Dynamics: Rosemary’s Baby has the same audio it did on the Paramount standard Blu-ray release from 2 years ago. Nonetheless, its a very nice track that both features some solid clarity as well as nostalgically feeling of its era. There is some good balance and depth on display and best of all, it has a feel that definitely adds to the eerie nature of the material depicted onscreen.

Height: N/A

Low Frequency Extension: N/A

Surround Sound Presentation: N/A

Dialogue Reproduction:  Vocals are crisp and clear.


Rosemary’s Baby – 55th Anniversary comes with the standard Blu-ray edition and a redeemable digital code. All bonus material is found on the standard Blu-ray disc, which is identical to the one Paramount released in 2021.

If you purchase the Paramount Scares, Volume One set, there is an article in the collectible Fangoria magazine for the film as well as some stickers that pertain to it as well. 

Rosemary’s Baby – A Retrospective (SD, 16:49)

Mia and Roman (SD, 23:04) 

Theatrical Trailer (SD, 2:50)

50th Anniversary Red Band Trailer (HD, :36)


55 years and counting, Rosemary’s Baby remains one of the staple features in paranormal/religious horror and absolutely royalty in the art of “slow burn”. Paramount’s 4K Ultra-HD Blu-ray upgrade to the film has it in a proper framing presentation and looking terrific. Lots of carryover here in terms of audio and extras (Sadly, the Criterion stuff remains with that OOP release), but overall this is a very solid package for the movie and as part of the Paramount Scares, Volume One set it is the crown jewel film.

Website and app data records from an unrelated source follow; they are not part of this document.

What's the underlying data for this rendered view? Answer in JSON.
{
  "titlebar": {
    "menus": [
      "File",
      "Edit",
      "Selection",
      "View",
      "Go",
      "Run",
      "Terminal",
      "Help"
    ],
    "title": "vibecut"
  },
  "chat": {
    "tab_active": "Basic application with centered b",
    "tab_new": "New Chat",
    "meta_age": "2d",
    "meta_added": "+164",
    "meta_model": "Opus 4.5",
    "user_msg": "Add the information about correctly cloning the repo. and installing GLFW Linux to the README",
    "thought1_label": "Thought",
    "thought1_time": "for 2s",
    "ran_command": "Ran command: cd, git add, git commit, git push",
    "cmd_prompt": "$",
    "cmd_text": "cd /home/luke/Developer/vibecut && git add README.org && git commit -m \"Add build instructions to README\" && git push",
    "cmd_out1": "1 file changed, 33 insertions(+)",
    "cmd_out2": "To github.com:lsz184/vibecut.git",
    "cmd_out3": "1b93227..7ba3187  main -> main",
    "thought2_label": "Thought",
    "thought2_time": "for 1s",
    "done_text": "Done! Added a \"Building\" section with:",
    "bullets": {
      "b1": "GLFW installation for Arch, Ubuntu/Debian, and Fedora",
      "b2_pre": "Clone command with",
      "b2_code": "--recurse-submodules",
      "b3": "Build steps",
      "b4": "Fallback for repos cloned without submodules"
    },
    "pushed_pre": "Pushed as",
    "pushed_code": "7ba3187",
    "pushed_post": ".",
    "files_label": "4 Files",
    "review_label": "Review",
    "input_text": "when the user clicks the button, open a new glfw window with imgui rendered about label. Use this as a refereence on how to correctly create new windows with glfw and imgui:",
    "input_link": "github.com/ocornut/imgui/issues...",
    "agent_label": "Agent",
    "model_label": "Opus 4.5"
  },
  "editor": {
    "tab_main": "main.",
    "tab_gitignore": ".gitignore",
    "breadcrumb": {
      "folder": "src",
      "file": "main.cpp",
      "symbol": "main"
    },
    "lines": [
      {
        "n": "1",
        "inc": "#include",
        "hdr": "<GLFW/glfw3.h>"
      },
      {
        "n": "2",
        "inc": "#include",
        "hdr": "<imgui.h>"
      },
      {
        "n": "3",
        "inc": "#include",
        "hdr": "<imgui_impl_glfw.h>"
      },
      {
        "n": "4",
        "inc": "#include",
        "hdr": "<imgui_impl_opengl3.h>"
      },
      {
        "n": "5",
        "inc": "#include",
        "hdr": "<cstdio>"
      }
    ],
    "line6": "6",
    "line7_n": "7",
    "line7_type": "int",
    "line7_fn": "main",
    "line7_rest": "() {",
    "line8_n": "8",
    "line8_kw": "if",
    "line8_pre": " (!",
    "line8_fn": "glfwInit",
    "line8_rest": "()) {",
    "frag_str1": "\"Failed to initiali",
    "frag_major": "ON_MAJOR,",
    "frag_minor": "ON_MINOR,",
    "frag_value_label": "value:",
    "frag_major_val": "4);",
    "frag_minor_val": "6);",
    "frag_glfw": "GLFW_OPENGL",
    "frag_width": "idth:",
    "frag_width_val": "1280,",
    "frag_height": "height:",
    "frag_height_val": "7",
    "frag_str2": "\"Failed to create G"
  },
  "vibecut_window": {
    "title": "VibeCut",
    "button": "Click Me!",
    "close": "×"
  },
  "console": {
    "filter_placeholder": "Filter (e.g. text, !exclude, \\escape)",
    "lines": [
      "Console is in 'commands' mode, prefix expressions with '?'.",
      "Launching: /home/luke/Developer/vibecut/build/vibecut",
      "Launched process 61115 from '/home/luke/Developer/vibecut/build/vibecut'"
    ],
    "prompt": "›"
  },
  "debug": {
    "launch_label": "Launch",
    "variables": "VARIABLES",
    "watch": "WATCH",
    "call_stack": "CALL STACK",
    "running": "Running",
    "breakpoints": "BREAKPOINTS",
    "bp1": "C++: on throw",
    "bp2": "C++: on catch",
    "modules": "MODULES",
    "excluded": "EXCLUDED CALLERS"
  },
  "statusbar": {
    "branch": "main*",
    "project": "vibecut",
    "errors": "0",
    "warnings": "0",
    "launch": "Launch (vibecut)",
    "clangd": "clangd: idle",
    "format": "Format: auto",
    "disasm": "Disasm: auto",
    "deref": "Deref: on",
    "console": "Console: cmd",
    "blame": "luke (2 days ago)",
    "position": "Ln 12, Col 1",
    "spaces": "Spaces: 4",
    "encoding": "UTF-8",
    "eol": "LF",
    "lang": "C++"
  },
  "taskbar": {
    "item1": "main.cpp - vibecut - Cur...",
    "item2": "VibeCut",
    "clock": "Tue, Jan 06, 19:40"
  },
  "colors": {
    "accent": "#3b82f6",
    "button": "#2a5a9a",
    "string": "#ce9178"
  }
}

Rosemary’s Baby on 4K UHD Blu-ray is available individually and as part of the Paramount Scares, Volume 1 box set.

  1. No Comments